# Recorded information
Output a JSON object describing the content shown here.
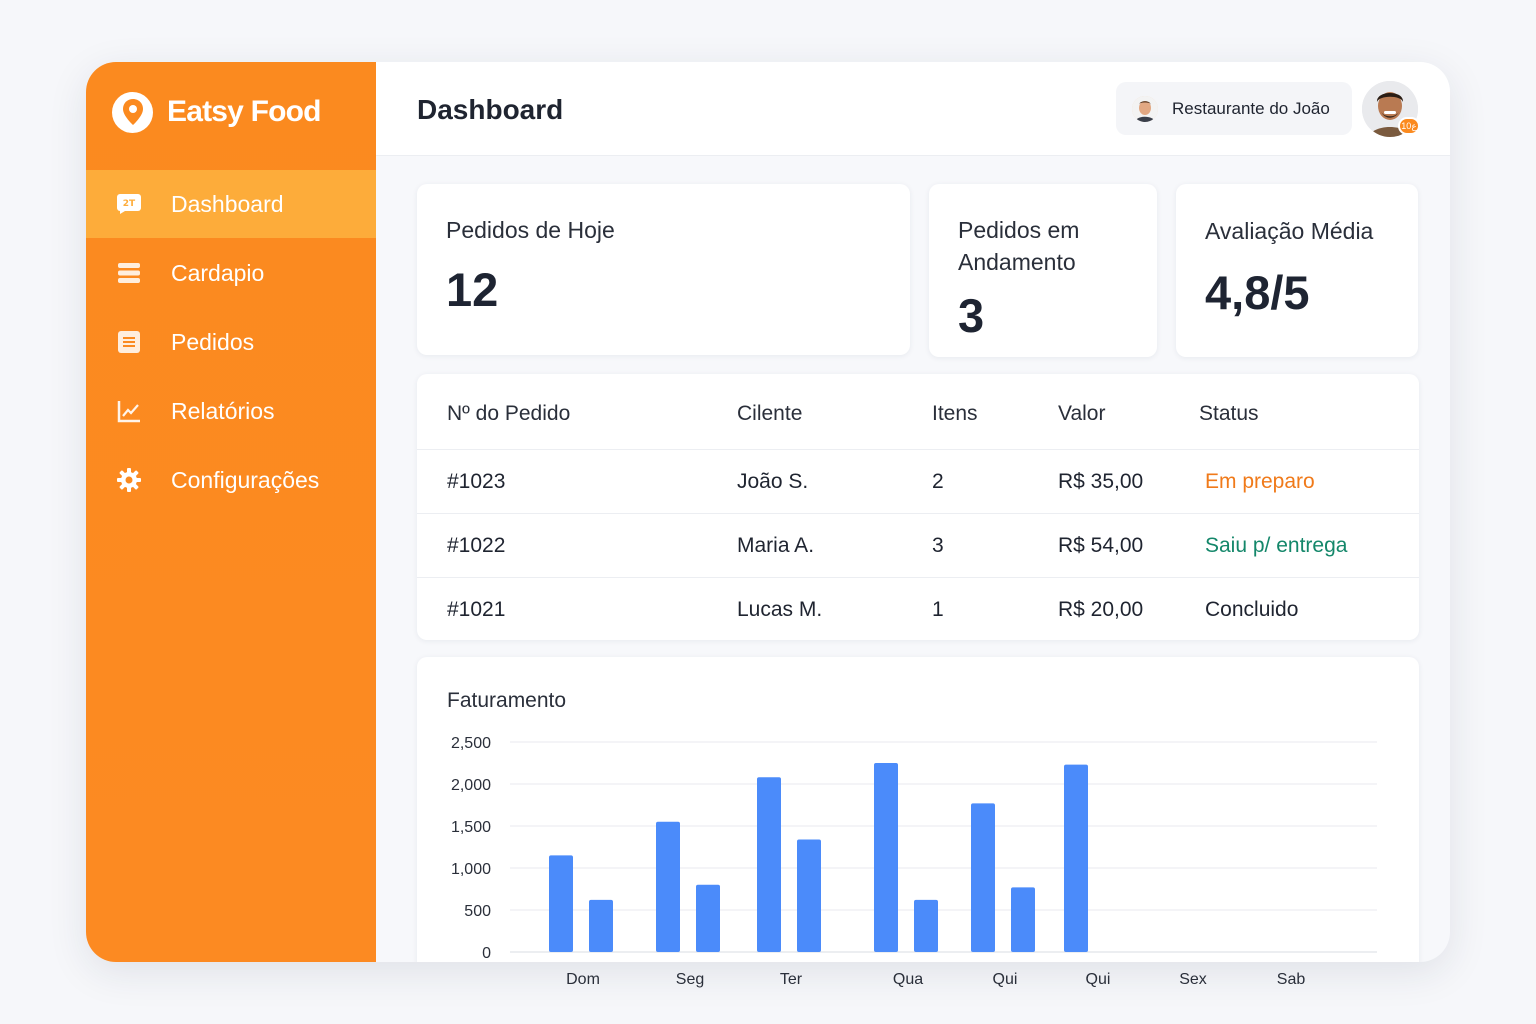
{
  "app": {
    "brand": "Eatsy Food",
    "colors": {
      "primary": "#fb8a1f",
      "active": "#fdac3a",
      "chart_bar": "#4b8bfa",
      "status_preparing": "#f07a1a",
      "status_delivery": "#14876a"
    }
  },
  "sidebar": {
    "items": [
      {
        "label": "Dashboard",
        "icon": "dashboard-icon",
        "active": true
      },
      {
        "label": "Cardapio",
        "icon": "menu-list-icon",
        "active": false
      },
      {
        "label": "Pedidos",
        "icon": "orders-icon",
        "active": false
      },
      {
        "label": "Relatórios",
        "icon": "chart-icon",
        "active": false
      },
      {
        "label": "Configurações",
        "icon": "gear-icon",
        "active": false
      }
    ]
  },
  "header": {
    "title": "Dashboard",
    "restaurant": "Restaurante do João",
    "profile_badge": "ع10"
  },
  "stats": [
    {
      "label": "Pedidos de Hoje",
      "value": "12"
    },
    {
      "label": "Pedidos em Andamento",
      "value": "3"
    },
    {
      "label": "Avaliação Média",
      "value": "4,8/5"
    }
  ],
  "orders": {
    "columns": [
      "Nº do Pedido",
      "Cilente",
      "Itens",
      "Valor",
      "Status"
    ],
    "rows": [
      {
        "id": "#1023",
        "client": "João S.",
        "items": "2",
        "value": "R$ 35,00",
        "status": "Em preparo",
        "status_color": "#f07a1a"
      },
      {
        "id": "#1022",
        "client": "Maria A.",
        "items": "3",
        "value": "R$ 54,00",
        "status": "Saiu p/ entrega",
        "status_color": "#14876a"
      },
      {
        "id": "#1021",
        "client": "Lucas M.",
        "items": "1",
        "value": "R$ 20,00",
        "status": "Concluido",
        "status_color": "#1f2430"
      }
    ]
  },
  "chart_data": {
    "type": "bar",
    "title": "Faturamento",
    "categories": [
      "Dom",
      "Seg",
      "Ter",
      "Qua",
      "Qui",
      "Qui",
      "Sex",
      "Sab"
    ],
    "series": [
      {
        "values": [
          1150,
          1550,
          2080,
          2250,
          1770,
          2230,
          0,
          0
        ]
      },
      {
        "values": [
          620,
          800,
          1340,
          620,
          770,
          null,
          null,
          null
        ]
      }
    ],
    "ylim": [
      0,
      2500
    ],
    "yticks": [
      "0",
      "500",
      "1,000",
      "1,500",
      "2,000",
      "2,500"
    ],
    "grid": true
  }
}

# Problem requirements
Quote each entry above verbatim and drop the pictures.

# Your solution
Output a JSON object describing the content shown here.
{
  "app": {
    "brand": "Eatsy Food",
    "colors": {
      "primary": "#fb8a1f",
      "active": "#fdac3a",
      "chart_bar": "#4b8bfa",
      "status_preparing": "#f07a1a",
      "status_delivery": "#14876a"
    }
  },
  "sidebar": {
    "items": [
      {
        "label": "Dashboard",
        "icon": "dashboard-icon",
        "active": true
      },
      {
        "label": "Cardapio",
        "icon": "menu-list-icon",
        "active": false
      },
      {
        "label": "Pedidos",
        "icon": "orders-icon",
        "active": false
      },
      {
        "label": "Relatórios",
        "icon": "chart-icon",
        "active": false
      },
      {
        "label": "Configurações",
        "icon": "gear-icon",
        "active": false
      }
    ]
  },
  "header": {
    "title": "Dashboard",
    "restaurant": "Restaurante do João",
    "profile_badge": "ع10"
  },
  "stats": [
    {
      "label": "Pedidos de Hoje",
      "value": "12"
    },
    {
      "label": "Pedidos em Andamento",
      "value": "3"
    },
    {
      "label": "Avaliação Média",
      "value": "4,8/5"
    }
  ],
  "orders": {
    "columns": [
      "Nº do Pedido",
      "Cilente",
      "Itens",
      "Valor",
      "Status"
    ],
    "rows": [
      {
        "id": "#1023",
        "client": "João S.",
        "items": "2",
        "value": "R$ 35,00",
        "status": "Em preparo",
        "status_color": "#f07a1a"
      },
      {
        "id": "#1022",
        "client": "Maria A.",
        "items": "3",
        "value": "R$ 54,00",
        "status": "Saiu p/ entrega",
        "status_color": "#14876a"
      },
      {
        "id": "#1021",
        "client": "Lucas M.",
        "items": "1",
        "value": "R$ 20,00",
        "status": "Concluido",
        "status_color": "#1f2430"
      }
    ]
  },
  "chart_data": {
    "type": "bar",
    "title": "Faturamento",
    "categories": [
      "Dom",
      "Seg",
      "Ter",
      "Qua",
      "Qui",
      "Qui",
      "Sex",
      "Sab"
    ],
    "series": [
      {
        "values": [
          1150,
          1550,
          2080,
          2250,
          1770,
          2230,
          0,
          0
        ]
      },
      {
        "values": [
          620,
          800,
          1340,
          620,
          770,
          null,
          null,
          null
        ]
      }
    ],
    "ylim": [
      0,
      2500
    ],
    "yticks": [
      "0",
      "500",
      "1,000",
      "1,500",
      "2,000",
      "2,500"
    ],
    "grid": true
  }
}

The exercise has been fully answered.